After years of development and no shortage of teaser images, Mercedes-AMG has revealed its all-new SL Roadster to sit at the very top of its range. Picking up from where the last SL model left off in 2020, the 2022 machine exits the gates with a 585hp top model, but even more significant than that muscular power output is the addition of two rear seats and all-wheel drive. It means this new SL – given the cute internal name, R232, by the boffins at Mercedes’ performance arm, AMG – is an altogether more practical proposition, whether you have children or, indeed, golf clubs to carry.

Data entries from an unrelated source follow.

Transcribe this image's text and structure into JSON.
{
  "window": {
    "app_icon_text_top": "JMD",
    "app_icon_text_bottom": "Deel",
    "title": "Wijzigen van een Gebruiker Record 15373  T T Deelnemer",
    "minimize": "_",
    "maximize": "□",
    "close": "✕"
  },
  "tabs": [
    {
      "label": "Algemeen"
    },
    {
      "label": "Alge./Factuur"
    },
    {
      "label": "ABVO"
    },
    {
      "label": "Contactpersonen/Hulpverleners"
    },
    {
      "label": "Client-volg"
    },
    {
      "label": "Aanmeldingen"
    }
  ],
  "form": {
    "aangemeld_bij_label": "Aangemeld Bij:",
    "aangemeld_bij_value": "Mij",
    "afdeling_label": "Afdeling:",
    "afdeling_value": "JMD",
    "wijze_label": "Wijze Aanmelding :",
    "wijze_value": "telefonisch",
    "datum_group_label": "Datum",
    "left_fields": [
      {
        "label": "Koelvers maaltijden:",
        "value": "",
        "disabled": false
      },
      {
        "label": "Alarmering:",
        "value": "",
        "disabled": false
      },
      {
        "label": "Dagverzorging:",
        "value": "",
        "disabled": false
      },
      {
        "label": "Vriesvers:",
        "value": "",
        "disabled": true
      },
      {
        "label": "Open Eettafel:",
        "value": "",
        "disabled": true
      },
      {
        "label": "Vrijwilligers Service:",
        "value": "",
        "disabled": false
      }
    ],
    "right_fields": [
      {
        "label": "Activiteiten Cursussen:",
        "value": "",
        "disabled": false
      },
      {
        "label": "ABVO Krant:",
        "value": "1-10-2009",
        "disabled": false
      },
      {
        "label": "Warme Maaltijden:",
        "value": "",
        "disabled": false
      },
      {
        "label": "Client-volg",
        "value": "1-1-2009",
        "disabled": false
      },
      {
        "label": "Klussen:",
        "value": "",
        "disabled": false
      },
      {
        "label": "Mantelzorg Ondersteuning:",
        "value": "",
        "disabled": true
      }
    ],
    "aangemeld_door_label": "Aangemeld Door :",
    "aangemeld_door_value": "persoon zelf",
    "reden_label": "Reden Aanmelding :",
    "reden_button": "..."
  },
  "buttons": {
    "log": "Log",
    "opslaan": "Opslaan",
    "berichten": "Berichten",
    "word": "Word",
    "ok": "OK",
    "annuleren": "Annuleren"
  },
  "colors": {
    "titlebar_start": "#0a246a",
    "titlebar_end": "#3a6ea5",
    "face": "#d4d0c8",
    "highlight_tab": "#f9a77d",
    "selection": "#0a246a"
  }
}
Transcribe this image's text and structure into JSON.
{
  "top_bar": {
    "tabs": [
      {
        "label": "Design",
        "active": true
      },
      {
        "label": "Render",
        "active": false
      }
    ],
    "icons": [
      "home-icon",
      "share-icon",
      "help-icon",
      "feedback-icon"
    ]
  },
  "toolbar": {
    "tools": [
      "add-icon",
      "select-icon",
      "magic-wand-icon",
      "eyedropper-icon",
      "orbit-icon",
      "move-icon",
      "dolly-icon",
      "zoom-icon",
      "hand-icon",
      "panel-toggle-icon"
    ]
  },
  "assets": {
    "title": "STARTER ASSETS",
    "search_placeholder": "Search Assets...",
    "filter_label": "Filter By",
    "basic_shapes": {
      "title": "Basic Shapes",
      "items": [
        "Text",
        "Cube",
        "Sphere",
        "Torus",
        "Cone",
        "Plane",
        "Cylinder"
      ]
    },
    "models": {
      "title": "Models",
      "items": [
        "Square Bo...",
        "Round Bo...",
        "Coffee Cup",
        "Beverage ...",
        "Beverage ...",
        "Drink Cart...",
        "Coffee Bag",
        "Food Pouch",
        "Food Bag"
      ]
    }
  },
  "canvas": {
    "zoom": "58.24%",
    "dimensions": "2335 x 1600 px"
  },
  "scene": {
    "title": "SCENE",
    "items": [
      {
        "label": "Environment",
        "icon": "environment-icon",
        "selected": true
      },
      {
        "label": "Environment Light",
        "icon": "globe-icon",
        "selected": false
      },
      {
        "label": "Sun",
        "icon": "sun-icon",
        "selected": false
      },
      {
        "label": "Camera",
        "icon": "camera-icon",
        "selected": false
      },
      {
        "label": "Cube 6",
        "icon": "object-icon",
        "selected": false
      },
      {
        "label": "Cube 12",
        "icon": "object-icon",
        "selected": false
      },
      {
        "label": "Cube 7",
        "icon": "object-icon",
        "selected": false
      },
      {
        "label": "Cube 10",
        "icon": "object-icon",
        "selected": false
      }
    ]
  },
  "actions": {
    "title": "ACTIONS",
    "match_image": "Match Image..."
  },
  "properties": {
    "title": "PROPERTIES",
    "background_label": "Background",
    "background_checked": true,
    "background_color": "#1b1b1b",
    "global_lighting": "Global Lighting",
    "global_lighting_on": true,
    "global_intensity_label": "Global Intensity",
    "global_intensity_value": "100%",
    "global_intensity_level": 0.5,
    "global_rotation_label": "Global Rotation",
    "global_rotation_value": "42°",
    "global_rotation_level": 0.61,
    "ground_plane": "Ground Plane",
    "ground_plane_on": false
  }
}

For a brand with such an extensive portfolio of platforms to base its cars from, for AMG to develop its new range-topper with a wholly unique base is telling of its significance. Few people would have bat an eyelid if Mercedes-AMG evolved a structure from another model – say, the AMG GT, or even its S-Class saloon – to produce this luxury convertible car. But this project started with a blank sheet of paper, enabling engineers to create a car with the fewest design compromises possible. Everything that’s gone into this SL exists specifically for the SL. Blimey.
Well, not absolutely everything, because the twin-turbo 4.0-litre V8 engine that powers it is familiar from other models in the Mercedes range. But it’s a tremendous work of engineering genius, providing monumental power, effortless supplies of low-down thrust and the sort of soundtrack that'll send vibrations through your stomach. Think tropical thunderstorm combined with the belch of a giant from Nordic mythology and you get the idea. We’re happy AMG didn’t opt to use something else in this otherwise all-new package. On that subject…
The new platform – or skeleton, if you like – of the 2022 SL is 50% stiffer than that of the AMG GT convertible sports car, Mercedes’ most comparable alternative. What this sort of advantage translates into for your drive on the road is better ride quality, lower road noise and, key in an AMG model, better handling. In days gone by, convertible cars used to feel a little saggy compared with their hard-top equivalents because of the lack of upper material, but this SL promises to feel solid as a rock. Or maybe that should be boulder, because at 1,950kg this is one hefty machine.
Mind you, it’ll feel a whole lot lighter than that number because of Mercedes’s clever suspension technology, all-wheel steering and, of course, those tremendous reserves of power. Even the ‘base’ SL gets 476hp, enough to accelerate the car to 62mph in 3.9 seconds, which given the level of luxury and plushness aboard this car, is pretty astounding. With that AMG badge stuck on its boot, this SL promises supercar-aping performance, but thanks to its rank atop Mercedes’ range, it’ll have to build on the opulence and ease-of-use of its predecessor. No doubt Mercedes will have moved the game in those departments to ensure it does.
Many of the SL’s most significant new features are in the cabin, where a rotating infotainment touchscreen – something not seen before in the industry – can be angled to a driver’s preference. We imagine that’ll be as useful at preventing reflections appearing in direct sunlight as it will be making drivers of different shapes and sizes comfortable. Also new is the addition of two small rear seats to an SL cabin. Not even Mercedes tries to describe these seats as anything other than appropriate for children. The manufacturer does suggest they’ll also hold a golf bag, if that’s your preference, while the boot is big enough to swallow two more golf bags. That’s even when the roof is folded down and takes away some storage space. Impressive, if lots of golf bags is your thing.
The folding roof is, interestingly, fabric, rather than metal like the last SL’s. This is partly to do with saving weight – 21kg to be exact – and lowering the car’s centre of gravity, which is good for handling. But it’ll also be related to the fact that fabric technology has moved on leaps and bounds, so metal convertible roofs just aren’t as necessary in ensuring low road noise and greater comfort these days. Plus, some people quite like the traditional lines of a car that more honestly wears a folding top. Us included. Doesn’t the SL look fantastic?
It's instantly recognisable as a Mercedes, and one that hails from the AMG department at that, but the SL’s design is also totally new. It looks angry and purposeful up front, but also quite graceful and posh at the back. There is an electronically-lifting rear spoiler that rises when you get up to higher speeds (those familiar with downforce will know that these things help to keep cars planted to the ground), but otherwise the rear’s lines are nice and clean. The bass of those four exhaust tailpipes ought to do all the talking this car needs. Not that we need to hear it start up to be utterly mesmerised by the prospect of SL ownership.
If you feel the same way, sales will open next year. Can’t wait that long? cinch does have a gorgeous 2019 Mercedes-Benz SL in stock, here. With only 11,341 miles on the clock, and a price tag of £53,950, in SL terms, we’re of the opinion that’s an absolute bargain. What say you?